How do you measure heaviness? You can down-tune your guitars to the bowels of Hell, play at the speed of light with the gain turned up to 11, and mimic the sick wailing of a terrified pig in your vocals, but is it heavy? If it’s anything, heaviness is a state of being, and Inter Arma have been mining that state since their debut. But their latest slab of concrete Sulphur English just might be their purest expression of what it means to be heavy to date.

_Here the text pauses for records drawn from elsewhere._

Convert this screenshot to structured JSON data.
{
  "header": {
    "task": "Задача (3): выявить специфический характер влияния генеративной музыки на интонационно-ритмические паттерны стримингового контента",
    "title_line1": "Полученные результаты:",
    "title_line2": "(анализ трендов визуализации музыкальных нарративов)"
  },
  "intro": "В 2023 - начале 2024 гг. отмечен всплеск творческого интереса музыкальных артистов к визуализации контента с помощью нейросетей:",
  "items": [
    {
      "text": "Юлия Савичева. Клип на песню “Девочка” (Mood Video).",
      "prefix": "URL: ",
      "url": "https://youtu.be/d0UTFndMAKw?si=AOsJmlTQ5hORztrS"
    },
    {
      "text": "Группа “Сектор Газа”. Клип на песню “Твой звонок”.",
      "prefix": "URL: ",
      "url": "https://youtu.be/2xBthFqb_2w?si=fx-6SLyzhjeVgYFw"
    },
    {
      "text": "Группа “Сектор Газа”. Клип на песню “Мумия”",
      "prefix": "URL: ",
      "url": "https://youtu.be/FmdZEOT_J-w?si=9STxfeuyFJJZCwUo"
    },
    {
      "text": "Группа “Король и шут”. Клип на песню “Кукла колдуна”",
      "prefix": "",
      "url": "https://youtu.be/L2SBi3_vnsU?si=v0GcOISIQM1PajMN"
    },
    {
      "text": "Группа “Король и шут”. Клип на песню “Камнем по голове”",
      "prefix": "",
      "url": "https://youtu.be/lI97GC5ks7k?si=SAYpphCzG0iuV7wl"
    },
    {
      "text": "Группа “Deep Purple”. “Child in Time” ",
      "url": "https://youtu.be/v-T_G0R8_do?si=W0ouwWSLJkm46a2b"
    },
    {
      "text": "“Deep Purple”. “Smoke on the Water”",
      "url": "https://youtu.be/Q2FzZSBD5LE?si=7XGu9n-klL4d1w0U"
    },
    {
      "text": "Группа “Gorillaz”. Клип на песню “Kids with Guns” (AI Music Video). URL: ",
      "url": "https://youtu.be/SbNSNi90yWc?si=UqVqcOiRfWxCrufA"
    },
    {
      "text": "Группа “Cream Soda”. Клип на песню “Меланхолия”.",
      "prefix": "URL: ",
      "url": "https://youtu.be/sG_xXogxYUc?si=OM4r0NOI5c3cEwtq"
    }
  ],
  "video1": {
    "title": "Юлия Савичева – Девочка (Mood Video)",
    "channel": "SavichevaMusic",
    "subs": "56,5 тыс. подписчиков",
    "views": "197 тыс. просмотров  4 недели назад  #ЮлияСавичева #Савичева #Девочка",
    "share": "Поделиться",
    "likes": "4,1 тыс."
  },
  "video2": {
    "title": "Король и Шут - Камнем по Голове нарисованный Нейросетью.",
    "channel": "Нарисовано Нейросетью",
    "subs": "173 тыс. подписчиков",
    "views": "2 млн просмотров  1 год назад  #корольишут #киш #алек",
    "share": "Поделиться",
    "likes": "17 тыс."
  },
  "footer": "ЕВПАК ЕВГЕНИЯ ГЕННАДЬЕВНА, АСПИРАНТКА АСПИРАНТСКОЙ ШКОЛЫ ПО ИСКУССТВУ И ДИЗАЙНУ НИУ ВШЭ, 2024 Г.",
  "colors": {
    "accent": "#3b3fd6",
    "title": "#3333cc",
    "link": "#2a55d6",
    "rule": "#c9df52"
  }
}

Since 2013’s Sky Burial there’s been a subtle shift of tectonic (sonic) plates, as the band’s deep progressive sludge moved into howling death metal territory. The reflective anomaly of The Cavern EP notwithstanding, this shift to darker waters feels like it’s reached its apex on Sulphur English. The album takes the churn and turmoil of Paradise Gallows and finds new corners to explore, often with punishing intent. And “punishing” is the best way to describe the incredible rhythm on display courtesy of T.J. Childers on drums. Amidst the maelstrom of guitars and howling vocals it’s his drumming that consistently comes to the forefront, leading the band through the torrent of riffs the album throws at you over the course of its hour plus run-time.
But there are plenty of dynamics afoot too. After the bludgeoning of intro “Bumgardner” and opener “A Waxen Sea” things really move into an interesting place with “Citadel.” The song proudly carries the Neurosis flag with its doom crunch, marching forward to a hazed half-time stomp anchored to the filthy ground with Mike Paparo’s roar before shattering into frenzied solos. It’s a devastating track, emphasizing just how fluent Inter Arma can be in a compact six and a half minutes.
I say “compact” because segues aside that’s the shortest track on Sulphur English. When the band spread their wings on longer epics like the closing title track and late album highlight “The Atavist’s Meridian” things take on mythic proportions. Again grounded and highlighted by Childers’s drumming, the song rolls along on an oceanic current, allowing the guitars to carry over the various movements the songs go through.
I’m sure we can differ in what constitutes heaviness in music. But there’s no contention when it comes to the weight Inter Arma brings to bear on Sulphur English. This is deep, dark, heavy music made with passion and fury, echoing the pain and anguish that comes with the truly heavy. As such it stands as the band’s best output to date, and a high bar to meet for anyone else trying take the crown in 2019.